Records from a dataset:
◆ ◆ ◆ ◆ ◆ ◆ ◆
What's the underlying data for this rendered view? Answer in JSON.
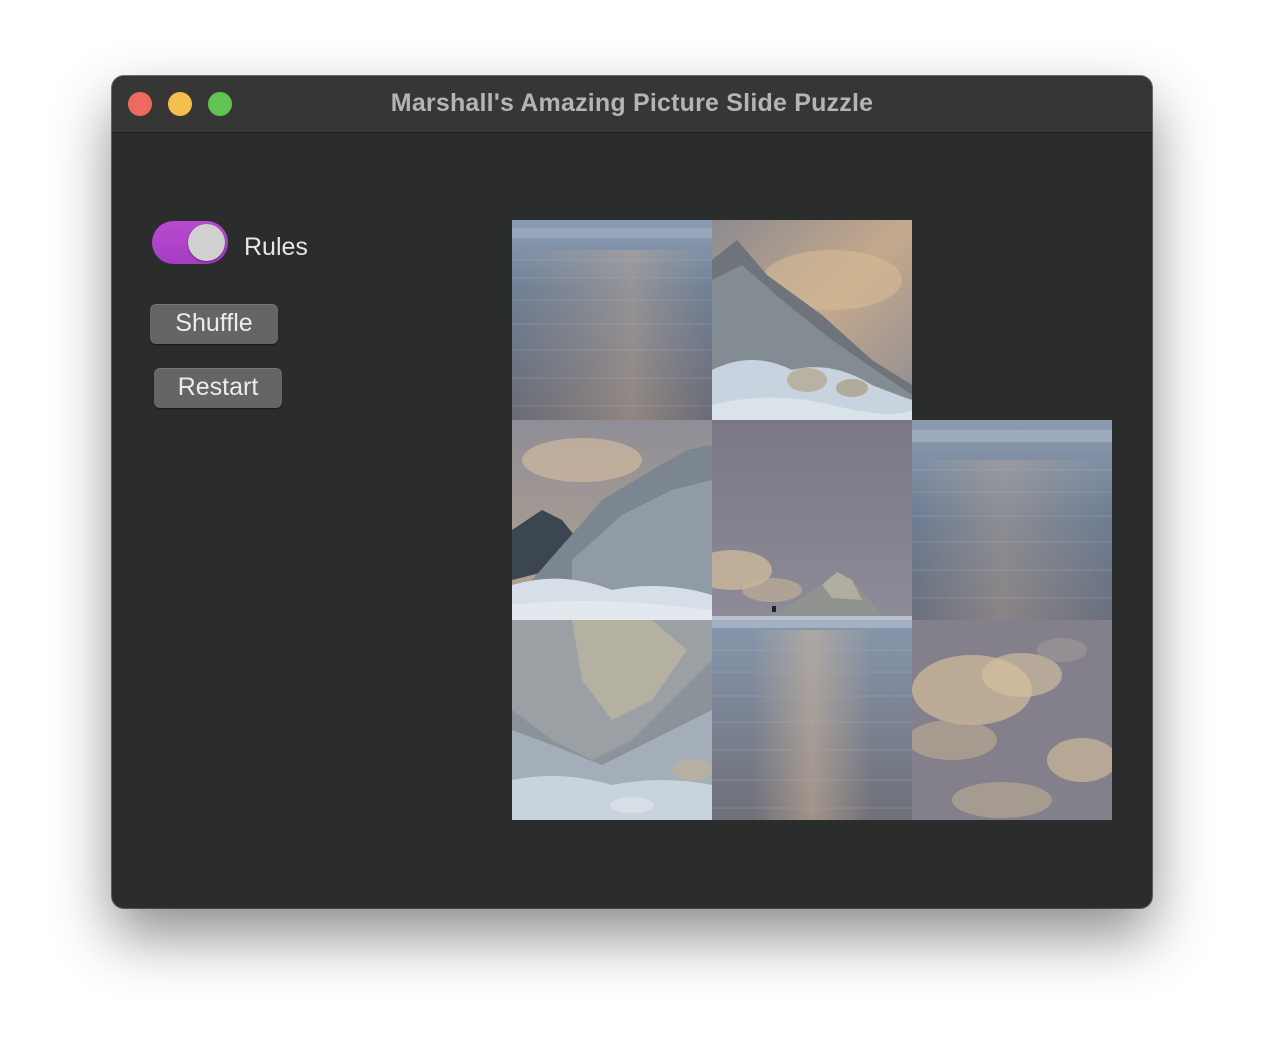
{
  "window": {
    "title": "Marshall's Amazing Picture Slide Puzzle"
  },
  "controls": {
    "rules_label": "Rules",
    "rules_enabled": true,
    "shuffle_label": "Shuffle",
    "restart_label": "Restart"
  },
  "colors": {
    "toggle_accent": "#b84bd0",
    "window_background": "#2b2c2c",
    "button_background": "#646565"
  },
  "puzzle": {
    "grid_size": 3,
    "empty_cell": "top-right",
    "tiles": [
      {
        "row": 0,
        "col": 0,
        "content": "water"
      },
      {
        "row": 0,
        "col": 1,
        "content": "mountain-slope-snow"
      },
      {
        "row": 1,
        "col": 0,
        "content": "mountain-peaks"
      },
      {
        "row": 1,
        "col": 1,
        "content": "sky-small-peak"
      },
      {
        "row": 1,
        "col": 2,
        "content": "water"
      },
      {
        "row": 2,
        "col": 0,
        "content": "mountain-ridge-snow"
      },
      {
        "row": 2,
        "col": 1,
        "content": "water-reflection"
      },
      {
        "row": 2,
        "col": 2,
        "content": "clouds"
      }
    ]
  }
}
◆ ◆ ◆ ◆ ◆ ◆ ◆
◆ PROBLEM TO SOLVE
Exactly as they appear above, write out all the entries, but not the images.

◆ RESULT OF THIS TASK
What's the underlying data for this rendered view? Answer in JSON.
{
  "window": {
    "title": "Marshall's Amazing Picture Slide Puzzle"
  },
  "controls": {
    "rules_label": "Rules",
    "rules_enabled": true,
    "shuffle_label": "Shuffle",
    "restart_label": "Restart"
  },
  "colors": {
    "toggle_accent": "#b84bd0",
    "window_background": "#2b2c2c",
    "button_background": "#646565"
  },
  "puzzle": {
    "grid_size": 3,
    "empty_cell": "top-right",
    "tiles": [
      {
        "row": 0,
        "col": 0,
        "content": "water"
      },
      {
        "row": 0,
        "col": 1,
        "content": "mountain-slope-snow"
      },
      {
        "row": 1,
        "col": 0,
        "content": "mountain-peaks"
      },
      {
        "row": 1,
        "col": 1,
        "content": "sky-small-peak"
      },
      {
        "row": 1,
        "col": 2,
        "content": "water"
      },
      {
        "row": 2,
        "col": 0,
        "content": "mountain-ridge-snow"
      },
      {
        "row": 2,
        "col": 1,
        "content": "water-reflection"
      },
      {
        "row": 2,
        "col": 2,
        "content": "clouds"
      }
    ]
  }
}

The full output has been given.